§ DESCRIPTION OF THE TASK:
Whenever a line of the records below contains the word "icon", copy that line.

§ INFORMATION PROVIDED:
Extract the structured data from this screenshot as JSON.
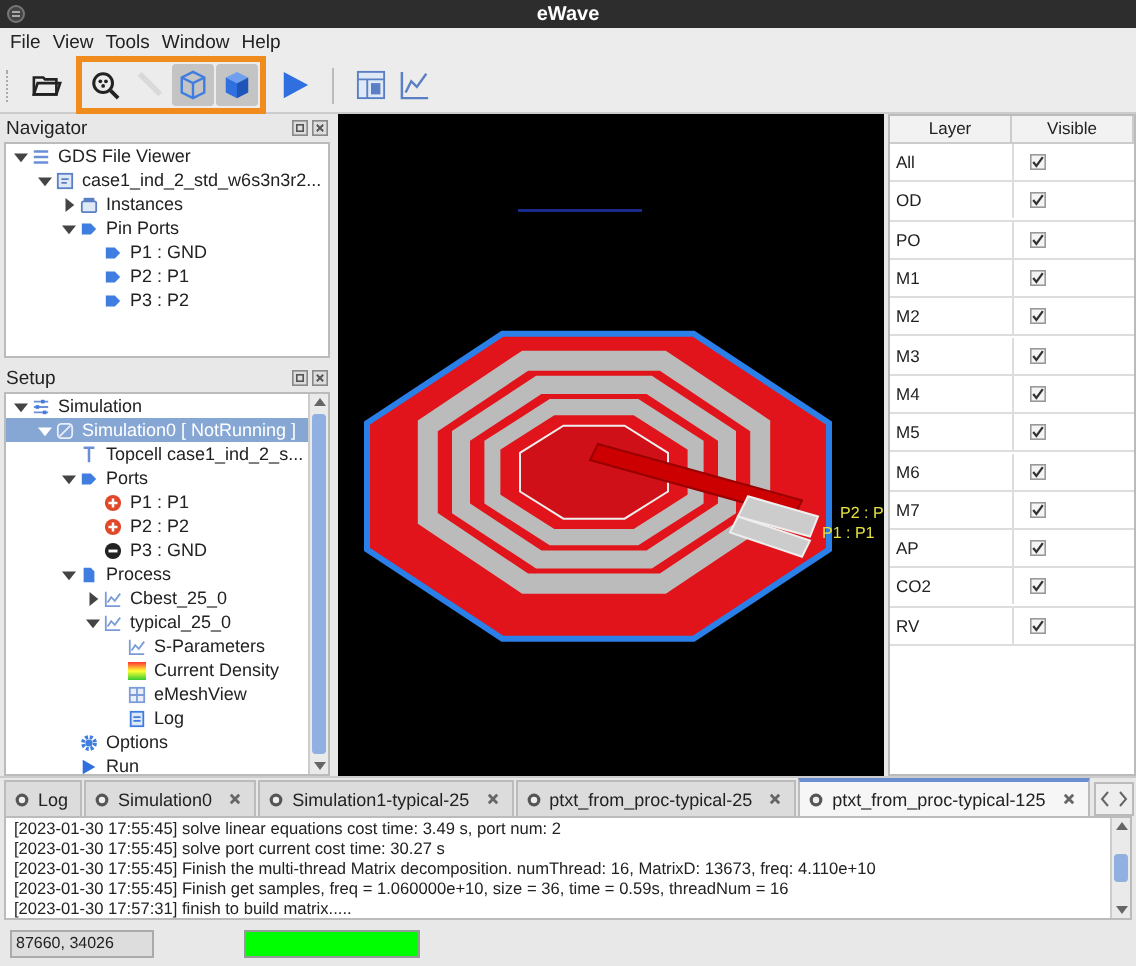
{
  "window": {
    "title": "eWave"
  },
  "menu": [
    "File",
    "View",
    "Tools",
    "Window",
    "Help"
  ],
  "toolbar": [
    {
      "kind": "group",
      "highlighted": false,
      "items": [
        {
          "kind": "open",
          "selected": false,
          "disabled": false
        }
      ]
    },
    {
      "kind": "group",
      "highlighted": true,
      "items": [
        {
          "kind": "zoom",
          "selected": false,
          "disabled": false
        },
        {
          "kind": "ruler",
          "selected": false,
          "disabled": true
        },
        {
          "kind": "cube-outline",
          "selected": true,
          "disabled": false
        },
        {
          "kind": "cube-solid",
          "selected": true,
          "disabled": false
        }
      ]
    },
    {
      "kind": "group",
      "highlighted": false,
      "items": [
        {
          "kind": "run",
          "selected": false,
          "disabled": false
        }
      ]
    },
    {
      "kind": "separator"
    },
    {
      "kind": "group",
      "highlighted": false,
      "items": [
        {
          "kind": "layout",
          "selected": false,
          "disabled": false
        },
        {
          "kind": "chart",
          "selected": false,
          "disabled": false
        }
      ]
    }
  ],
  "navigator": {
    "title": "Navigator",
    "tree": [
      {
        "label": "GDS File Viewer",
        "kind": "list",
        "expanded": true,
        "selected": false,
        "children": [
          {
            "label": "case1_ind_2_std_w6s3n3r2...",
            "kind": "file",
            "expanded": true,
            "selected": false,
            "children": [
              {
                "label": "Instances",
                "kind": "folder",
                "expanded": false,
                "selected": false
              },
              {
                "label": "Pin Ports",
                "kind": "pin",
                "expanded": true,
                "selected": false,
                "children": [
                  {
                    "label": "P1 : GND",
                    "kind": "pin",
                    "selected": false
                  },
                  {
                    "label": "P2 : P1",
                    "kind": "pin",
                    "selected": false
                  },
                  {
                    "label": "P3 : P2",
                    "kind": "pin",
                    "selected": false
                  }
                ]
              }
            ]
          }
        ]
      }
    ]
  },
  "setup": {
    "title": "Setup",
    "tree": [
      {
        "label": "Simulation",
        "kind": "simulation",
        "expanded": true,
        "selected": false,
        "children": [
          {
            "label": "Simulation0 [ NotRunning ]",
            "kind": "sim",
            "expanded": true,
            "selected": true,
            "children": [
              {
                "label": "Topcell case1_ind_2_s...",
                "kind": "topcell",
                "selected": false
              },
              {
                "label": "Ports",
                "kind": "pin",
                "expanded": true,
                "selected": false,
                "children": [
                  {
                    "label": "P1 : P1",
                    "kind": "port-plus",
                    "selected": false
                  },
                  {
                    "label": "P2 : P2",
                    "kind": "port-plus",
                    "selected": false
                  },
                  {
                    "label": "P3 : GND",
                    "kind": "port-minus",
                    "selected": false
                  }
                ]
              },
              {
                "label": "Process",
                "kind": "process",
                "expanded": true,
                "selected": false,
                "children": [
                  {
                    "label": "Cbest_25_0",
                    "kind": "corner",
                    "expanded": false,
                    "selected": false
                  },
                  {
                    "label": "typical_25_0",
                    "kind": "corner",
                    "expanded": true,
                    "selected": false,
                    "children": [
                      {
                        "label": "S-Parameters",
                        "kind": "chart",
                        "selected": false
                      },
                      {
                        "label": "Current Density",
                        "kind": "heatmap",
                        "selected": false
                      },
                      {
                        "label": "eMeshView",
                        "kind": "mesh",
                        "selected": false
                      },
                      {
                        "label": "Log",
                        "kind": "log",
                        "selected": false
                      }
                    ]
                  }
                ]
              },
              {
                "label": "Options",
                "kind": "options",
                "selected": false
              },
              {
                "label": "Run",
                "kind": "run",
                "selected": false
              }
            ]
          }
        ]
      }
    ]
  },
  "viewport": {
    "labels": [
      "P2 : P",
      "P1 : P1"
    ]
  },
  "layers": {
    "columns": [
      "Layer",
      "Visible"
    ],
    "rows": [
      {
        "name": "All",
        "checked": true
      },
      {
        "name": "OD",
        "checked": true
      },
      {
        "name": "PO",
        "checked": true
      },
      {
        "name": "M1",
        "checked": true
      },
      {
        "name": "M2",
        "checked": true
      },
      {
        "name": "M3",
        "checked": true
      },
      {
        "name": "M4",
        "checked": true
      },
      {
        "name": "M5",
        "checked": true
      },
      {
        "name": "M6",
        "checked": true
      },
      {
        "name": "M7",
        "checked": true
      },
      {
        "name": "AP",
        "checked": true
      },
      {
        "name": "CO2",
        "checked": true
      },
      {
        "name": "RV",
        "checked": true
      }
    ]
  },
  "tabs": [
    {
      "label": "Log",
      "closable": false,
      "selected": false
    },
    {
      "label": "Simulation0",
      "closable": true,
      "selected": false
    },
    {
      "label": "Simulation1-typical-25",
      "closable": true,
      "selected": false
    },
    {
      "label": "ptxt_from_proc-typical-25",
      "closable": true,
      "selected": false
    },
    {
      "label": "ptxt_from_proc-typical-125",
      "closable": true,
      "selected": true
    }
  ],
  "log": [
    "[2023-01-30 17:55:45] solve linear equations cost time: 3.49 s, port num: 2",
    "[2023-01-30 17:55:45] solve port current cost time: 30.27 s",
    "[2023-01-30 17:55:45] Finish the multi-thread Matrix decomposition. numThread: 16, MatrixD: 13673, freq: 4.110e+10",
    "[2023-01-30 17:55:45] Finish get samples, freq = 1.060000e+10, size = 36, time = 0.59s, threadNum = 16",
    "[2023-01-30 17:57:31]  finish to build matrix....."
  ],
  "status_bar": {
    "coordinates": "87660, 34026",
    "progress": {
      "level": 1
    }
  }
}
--
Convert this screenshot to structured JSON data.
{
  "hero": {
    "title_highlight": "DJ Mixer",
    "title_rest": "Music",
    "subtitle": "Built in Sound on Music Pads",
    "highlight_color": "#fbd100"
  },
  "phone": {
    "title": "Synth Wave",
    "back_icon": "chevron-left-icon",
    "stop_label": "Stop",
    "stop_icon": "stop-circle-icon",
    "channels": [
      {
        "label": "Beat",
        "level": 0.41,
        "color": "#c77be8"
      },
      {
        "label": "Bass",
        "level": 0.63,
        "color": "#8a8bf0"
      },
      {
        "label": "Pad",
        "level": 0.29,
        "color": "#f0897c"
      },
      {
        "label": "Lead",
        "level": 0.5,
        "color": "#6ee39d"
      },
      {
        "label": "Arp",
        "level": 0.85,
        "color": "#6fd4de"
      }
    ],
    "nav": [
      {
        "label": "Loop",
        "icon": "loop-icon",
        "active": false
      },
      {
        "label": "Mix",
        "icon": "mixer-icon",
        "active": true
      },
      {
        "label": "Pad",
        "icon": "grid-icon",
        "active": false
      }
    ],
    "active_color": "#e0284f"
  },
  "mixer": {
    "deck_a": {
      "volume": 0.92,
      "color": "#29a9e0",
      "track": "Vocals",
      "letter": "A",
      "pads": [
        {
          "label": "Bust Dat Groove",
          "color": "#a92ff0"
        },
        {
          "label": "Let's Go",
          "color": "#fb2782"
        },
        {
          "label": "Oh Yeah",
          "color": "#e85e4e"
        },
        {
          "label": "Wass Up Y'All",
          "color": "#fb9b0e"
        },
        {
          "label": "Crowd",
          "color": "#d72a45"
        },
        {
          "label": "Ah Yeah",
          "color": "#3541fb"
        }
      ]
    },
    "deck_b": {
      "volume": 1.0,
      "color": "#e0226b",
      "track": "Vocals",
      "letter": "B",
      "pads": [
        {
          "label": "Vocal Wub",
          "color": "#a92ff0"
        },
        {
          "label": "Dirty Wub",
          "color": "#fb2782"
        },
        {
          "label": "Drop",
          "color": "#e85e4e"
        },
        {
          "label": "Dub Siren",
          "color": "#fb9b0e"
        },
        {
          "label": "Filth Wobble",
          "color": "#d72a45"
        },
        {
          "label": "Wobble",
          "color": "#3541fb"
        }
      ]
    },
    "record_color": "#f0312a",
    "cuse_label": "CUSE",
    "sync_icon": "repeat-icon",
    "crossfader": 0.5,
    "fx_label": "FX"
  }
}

§ RESULT FOR THIS TASK:
    "back_icon": "chevron-left-icon",
    "stop_icon": "stop-circle-icon",
        "icon": "loop-icon",
        "icon": "mixer-icon",
        "icon": "grid-icon",
    "sync_icon": "repeat-icon",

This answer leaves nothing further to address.